What to work on -> Where in the data below does the word "color" appear? Copy every line that has it.

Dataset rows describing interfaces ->

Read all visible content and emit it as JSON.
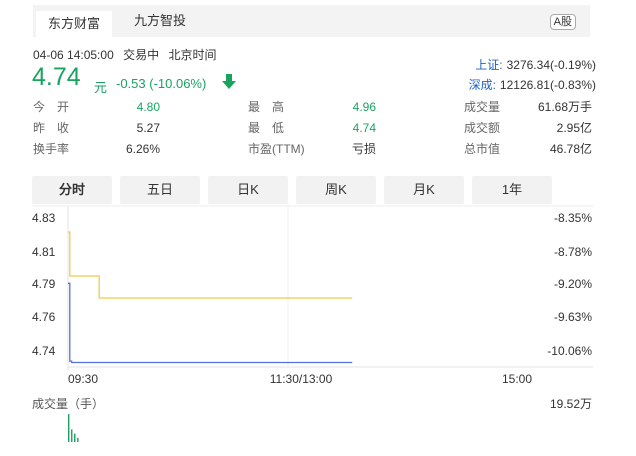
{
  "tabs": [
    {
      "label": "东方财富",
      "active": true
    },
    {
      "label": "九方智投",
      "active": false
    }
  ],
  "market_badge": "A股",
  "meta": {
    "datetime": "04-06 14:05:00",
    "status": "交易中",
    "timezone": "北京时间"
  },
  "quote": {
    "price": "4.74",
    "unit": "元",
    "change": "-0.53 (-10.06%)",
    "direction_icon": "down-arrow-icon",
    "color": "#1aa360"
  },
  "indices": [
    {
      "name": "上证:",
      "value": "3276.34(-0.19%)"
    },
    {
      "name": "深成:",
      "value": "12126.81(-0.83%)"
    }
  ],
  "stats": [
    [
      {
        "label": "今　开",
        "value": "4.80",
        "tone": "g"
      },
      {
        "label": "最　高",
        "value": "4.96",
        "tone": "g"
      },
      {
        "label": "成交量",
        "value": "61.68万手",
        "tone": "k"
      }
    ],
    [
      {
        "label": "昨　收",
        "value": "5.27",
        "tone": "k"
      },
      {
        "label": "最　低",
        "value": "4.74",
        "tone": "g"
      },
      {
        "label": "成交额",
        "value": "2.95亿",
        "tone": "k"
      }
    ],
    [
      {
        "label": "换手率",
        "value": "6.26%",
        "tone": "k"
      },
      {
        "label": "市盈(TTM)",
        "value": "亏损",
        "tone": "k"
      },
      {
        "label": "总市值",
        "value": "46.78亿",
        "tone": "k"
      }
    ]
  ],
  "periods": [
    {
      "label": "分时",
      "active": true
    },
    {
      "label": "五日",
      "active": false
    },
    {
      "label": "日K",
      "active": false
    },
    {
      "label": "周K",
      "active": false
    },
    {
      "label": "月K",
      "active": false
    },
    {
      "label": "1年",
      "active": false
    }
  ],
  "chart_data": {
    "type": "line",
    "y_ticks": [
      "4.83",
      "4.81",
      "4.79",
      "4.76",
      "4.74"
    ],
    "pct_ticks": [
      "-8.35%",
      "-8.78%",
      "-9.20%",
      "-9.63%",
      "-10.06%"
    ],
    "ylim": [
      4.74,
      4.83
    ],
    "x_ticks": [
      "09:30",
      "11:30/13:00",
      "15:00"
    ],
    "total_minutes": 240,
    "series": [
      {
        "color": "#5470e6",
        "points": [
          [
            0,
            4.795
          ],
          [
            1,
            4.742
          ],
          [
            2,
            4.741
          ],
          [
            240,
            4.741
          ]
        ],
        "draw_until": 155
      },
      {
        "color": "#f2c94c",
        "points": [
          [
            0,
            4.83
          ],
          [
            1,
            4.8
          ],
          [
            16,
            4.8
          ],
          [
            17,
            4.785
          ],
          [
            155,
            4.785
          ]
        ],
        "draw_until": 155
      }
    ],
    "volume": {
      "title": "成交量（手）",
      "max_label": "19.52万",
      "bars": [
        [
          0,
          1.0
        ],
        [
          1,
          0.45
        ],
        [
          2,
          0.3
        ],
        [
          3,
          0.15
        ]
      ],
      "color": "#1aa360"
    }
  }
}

Completed task ->
    "color": "#1aa360"
        "color": "#5470e6",
        "color": "#f2c94c",
      "color": "#1aa360"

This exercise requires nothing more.